Plot: Caesar is present with his wife at a race which his friend, Antony, is participating in. Caesar asks Antony to touch Calpurnia before the race so that Calpurnia will no longer be infertile. During the race Cassius pulls Brutus to talk to him. Cassius is trying see the errors of Caesar in hope of having him join his band of conspirators planning to kill Caesar. Even though Brutus is smart, he is still understands Cassius view and is slowly pulled to their side. Brutus is trying to explain to Cassius that it has nothing to do with his love to Caesar, but for what is best for Rome. Brutus makes it known that he is doing it for the love of rome and not for his own personal gain. The crowds screamed three times and Cassius and Brutus decide to ask Casca what is going on. Casca explains to them how Caesar was offered the crown three different times, and each time he refused. The crowd booed and did not understand his reasoning. Casca also mentions how Caesar fainted during the games showing his human side. By the end of this scene Brutus is on the side of the Conspirators, has self doubt about the whole situation.
Analysis: Caesar is welcomed into the crowd of people, following his return. As he is being welcomed, a Soothsayer comes up to him fortelling his future. This was just one of Caesar's warnings, that he failed to listen to. The failing to listen is just another example of how Ceasar's power has clouded his judgement. Cassius then pulls brutus to the side leading to Cassius attempting to manipulate Brutus by putting Caesar down from Brutus' view. Cassius is telling Brutus how Caesar is a common person and that he is not worthy to be the leader of Rome, but he does it in a obscure way. Brutus slowly understands his view and reinforces his own skepticism of Ceasar. When the crown was offered to Caesar three times, and was refused three times, it was because Caesar was trying to look noble, and not greedy. He wanted to be respected and seem as if he was modest and did not wish to be honored if it was not needed. He was purposely trying to manipulate the crowd into thinking he was being humble and noble.
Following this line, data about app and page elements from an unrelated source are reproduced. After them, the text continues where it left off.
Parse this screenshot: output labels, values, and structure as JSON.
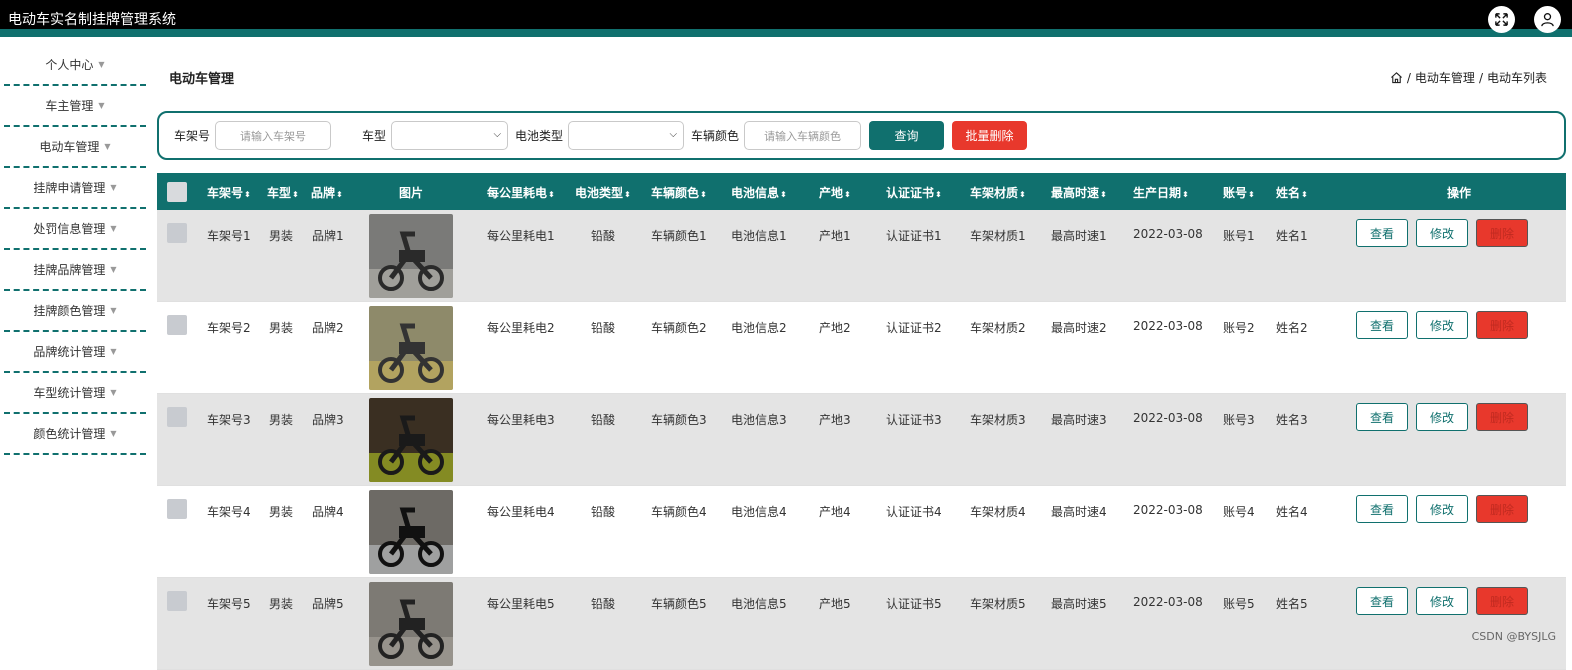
{
  "app": {
    "title": "电动车实名制挂牌管理系统"
  },
  "header": {
    "fullscreen_icon": "fullscreen-icon",
    "user_icon": "user-icon"
  },
  "sidebar": {
    "items": [
      {
        "label": "个人中心"
      },
      {
        "label": "车主管理"
      },
      {
        "label": "电动车管理"
      },
      {
        "label": "挂牌申请管理"
      },
      {
        "label": "处罚信息管理"
      },
      {
        "label": "挂牌品牌管理"
      },
      {
        "label": "挂牌颜色管理"
      },
      {
        "label": "品牌统计管理"
      },
      {
        "label": "车型统计管理"
      },
      {
        "label": "颜色统计管理"
      }
    ]
  },
  "page": {
    "title": "电动车管理",
    "breadcrumb": {
      "home_icon": "home-icon",
      "sep": "/",
      "level1": "电动车管理",
      "level2": "电动车列表"
    }
  },
  "search": {
    "frame_label": "车架号",
    "frame_placeholder": "请输入车架号",
    "model_label": "车型",
    "model_value": "",
    "battery_label": "电池类型",
    "battery_value": "",
    "color_label": "车辆颜色",
    "color_placeholder": "请输入车辆颜色",
    "query_button": "查询",
    "batch_delete_button": "批量删除"
  },
  "table": {
    "columns": [
      "车架号",
      "车型",
      "品牌",
      "图片",
      "每公里耗电",
      "电池类型",
      "车辆颜色",
      "电池信息",
      "产地",
      "认证证书",
      "车架材质",
      "最高时速",
      "生产日期",
      "账号",
      "姓名",
      "操作"
    ],
    "rows": [
      {
        "frame": "车架号1",
        "model": "男装",
        "brand": "品牌1",
        "power": "每公里耗电1",
        "battery": "铅酸",
        "color": "车辆颜色1",
        "battery_info": "电池信息1",
        "origin": "产地1",
        "cert": "认证证书1",
        "material": "车架材质1",
        "speed": "最高时速1",
        "date": "2022-03-08",
        "account": "账号1",
        "name": "姓名1"
      },
      {
        "frame": "车架号2",
        "model": "男装",
        "brand": "品牌2",
        "power": "每公里耗电2",
        "battery": "铅酸",
        "color": "车辆颜色2",
        "battery_info": "电池信息2",
        "origin": "产地2",
        "cert": "认证证书2",
        "material": "车架材质2",
        "speed": "最高时速2",
        "date": "2022-03-08",
        "account": "账号2",
        "name": "姓名2"
      },
      {
        "frame": "车架号3",
        "model": "男装",
        "brand": "品牌3",
        "power": "每公里耗电3",
        "battery": "铅酸",
        "color": "车辆颜色3",
        "battery_info": "电池信息3",
        "origin": "产地3",
        "cert": "认证证书3",
        "material": "车架材质3",
        "speed": "最高时速3",
        "date": "2022-03-08",
        "account": "账号3",
        "name": "姓名3"
      },
      {
        "frame": "车架号4",
        "model": "男装",
        "brand": "品牌4",
        "power": "每公里耗电4",
        "battery": "铅酸",
        "color": "车辆颜色4",
        "battery_info": "电池信息4",
        "origin": "产地4",
        "cert": "认证证书4",
        "material": "车架材质4",
        "speed": "最高时速4",
        "date": "2022-03-08",
        "account": "账号4",
        "name": "姓名4"
      },
      {
        "frame": "车架号5",
        "model": "男装",
        "brand": "品牌5",
        "power": "每公里耗电5",
        "battery": "铅酸",
        "color": "车辆颜色5",
        "battery_info": "电池信息5",
        "origin": "产地5",
        "cert": "认证证书5",
        "material": "车架材质5",
        "speed": "最高时速5",
        "date": "2022-03-08",
        "account": "账号5",
        "name": "姓名5"
      }
    ],
    "actions": {
      "view": "查看",
      "edit": "修改",
      "delete": "删除"
    }
  },
  "watermark": "CSDN @BYSJLG",
  "colors": {
    "accent": "#10706e",
    "danger": "#e8382c",
    "header_bg": "#000000",
    "row_alt": "#e4e4e4"
  }
}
Act I Scene III

Characters: Casca, Cicero, Cassius, and Cinna

Plot: [1] In this scene, Cassius is trying to get everyone to join in on their plot to kill Caesar. First, he is trying to bring in Casca into the conspirators. Cassius is convincing Casca by explaining all of the bad things that have been going on. Cassius is trying to make it seem as if Caesar is to blame for all of the things that have happened. Casca is being manipulated and drawn onto Cassius' side. Later in the scene, Cassus and Cinna are writing letters telling Brutus how much Caesar is hated. These letters were forged and were told to be from Roman citizens. Cassius and Cinna wrote these letters and had them thrown into Brutus' window anonymously. Cinna explains that with Brutus on their side, they will have the people on their side as well.

Analysis: This scene is portrayed as the beginning of the [1] recruiting of the conspirators. Cassius is slowly getting everyone involved in the assassination of Caesar plan and at first is bringing Casca on their side. As he is manipulating Casca, Cassius is using the fact that the only reason the bad things are happening, such as the omens, is because of Caesar. He is trying to convince Casca that the only way to stop all of the chaos is by killing Caesar. Cassius is then still trying to convince Brutus. Cassius knows that Brutus will not be with the conspirators unless he was tricked. Cassius and another conspirator, Cinna, forge letters from the Romans, bad mouthing Caesar, and get them to Brutus anonymously. They believe that with Brutus on their side, no one can look down on their act because the Romans would see that Brutus would know best. They thought that if Brutus was part of the plot to kill Caesar they would not have to worry about the angry Romans because the Romans would know that Brutus, a best friend to Caesar, would not do anything to him without good reason or without good judgement. Cinna thinks that with Brutus they have all of the Romans behind them as well.
Block D Act 1 Script:



Bibliography:
[1] http://www.ask.com/bar?q=julius+caesar+by+shakespeare&page=1&qsrc=2417&ab=2&u=http%3A%2F%2Fabsoluteshakespeare.com%2Fguides%2Fcaesar%2Fcaesar.html

[2] http://www.sparknotes.com/shakespeare/juliuscaesar/section1.html